WORK INSTRUCTIONS:
Exact output of all the records is required.

(Dataset entries)
* * * * *
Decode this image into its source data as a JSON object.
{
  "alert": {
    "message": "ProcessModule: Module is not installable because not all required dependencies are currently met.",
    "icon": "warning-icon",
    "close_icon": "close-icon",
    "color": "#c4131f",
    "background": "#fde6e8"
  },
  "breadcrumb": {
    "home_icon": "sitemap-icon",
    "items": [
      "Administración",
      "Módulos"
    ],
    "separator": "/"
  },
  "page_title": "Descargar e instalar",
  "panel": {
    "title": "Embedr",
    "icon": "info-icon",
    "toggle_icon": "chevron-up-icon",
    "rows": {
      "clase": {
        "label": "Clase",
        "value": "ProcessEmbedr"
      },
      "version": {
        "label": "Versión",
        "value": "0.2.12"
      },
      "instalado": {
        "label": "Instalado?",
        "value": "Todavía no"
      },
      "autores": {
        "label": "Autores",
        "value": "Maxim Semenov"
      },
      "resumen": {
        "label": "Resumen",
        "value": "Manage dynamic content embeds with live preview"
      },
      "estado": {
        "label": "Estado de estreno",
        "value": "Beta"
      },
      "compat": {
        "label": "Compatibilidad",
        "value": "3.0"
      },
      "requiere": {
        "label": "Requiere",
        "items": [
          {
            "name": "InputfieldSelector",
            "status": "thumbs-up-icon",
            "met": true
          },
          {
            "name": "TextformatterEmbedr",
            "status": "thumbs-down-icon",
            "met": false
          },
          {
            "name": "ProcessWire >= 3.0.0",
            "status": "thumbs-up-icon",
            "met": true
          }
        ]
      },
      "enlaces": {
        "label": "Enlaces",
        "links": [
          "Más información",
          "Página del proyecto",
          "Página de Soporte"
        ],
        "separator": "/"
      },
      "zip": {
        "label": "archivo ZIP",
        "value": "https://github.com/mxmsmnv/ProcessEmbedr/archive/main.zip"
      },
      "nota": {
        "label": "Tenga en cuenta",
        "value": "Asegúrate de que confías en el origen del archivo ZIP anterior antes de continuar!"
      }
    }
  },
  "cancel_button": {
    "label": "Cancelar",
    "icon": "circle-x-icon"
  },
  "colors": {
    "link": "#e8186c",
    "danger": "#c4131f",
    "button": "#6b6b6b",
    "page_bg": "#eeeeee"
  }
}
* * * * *
ANSWER FOR THIS EXERCISE:
Decode this image into its source data as a JSON object.
{
  "alert": {
    "message": "ProcessModule: Module is not installable because not all required dependencies are currently met.",
    "icon": "warning-icon",
    "close_icon": "close-icon",
    "color": "#c4131f",
    "background": "#fde6e8"
  },
  "breadcrumb": {
    "home_icon": "sitemap-icon",
    "items": [
      "Administración",
      "Módulos"
    ],
    "separator": "/"
  },
  "page_title": "Descargar e instalar",
  "panel": {
    "title": "Embedr",
    "icon": "info-icon",
    "toggle_icon": "chevron-up-icon",
    "rows": {
      "clase": {
        "label": "Clase",
        "value": "ProcessEmbedr"
      },
      "version": {
        "label": "Versión",
        "value": "0.2.12"
      },
      "instalado": {
        "label": "Instalado?",
        "value": "Todavía no"
      },
      "autores": {
        "label": "Autores",
        "value": "Maxim Semenov"
      },
      "resumen": {
        "label": "Resumen",
        "value": "Manage dynamic content embeds with live preview"
      },
      "estado": {
        "label": "Estado de estreno",
        "value": "Beta"
      },
      "compat": {
        "label": "Compatibilidad",
        "value": "3.0"
      },
      "requiere": {
        "label": "Requiere",
        "items": [
          {
            "name": "InputfieldSelector",
            "status": "thumbs-up-icon",
            "met": true
          },
          {
            "name": "TextformatterEmbedr",
            "status": "thumbs-down-icon",
            "met": false
          },
          {
            "name": "ProcessWire >= 3.0.0",
            "status": "thumbs-up-icon",
            "met": true
          }
        ]
      },
      "enlaces": {
        "label": "Enlaces",
        "links": [
          "Más información",
          "Página del proyecto",
          "Página de Soporte"
        ],
        "separator": "/"
      },
      "zip": {
        "label": "archivo ZIP",
        "value": "https://github.com/mxmsmnv/ProcessEmbedr/archive/main.zip"
      },
      "nota": {
        "label": "Tenga en cuenta",
        "value": "Asegúrate de que confías en el origen del archivo ZIP anterior antes de continuar!"
      }
    }
  },
  "cancel_button": {
    "label": "Cancelar",
    "icon": "circle-x-icon"
  },
  "colors": {
    "link": "#e8186c",
    "danger": "#c4131f",
    "button": "#6b6b6b",
    "page_bg": "#eeeeee"
  }
}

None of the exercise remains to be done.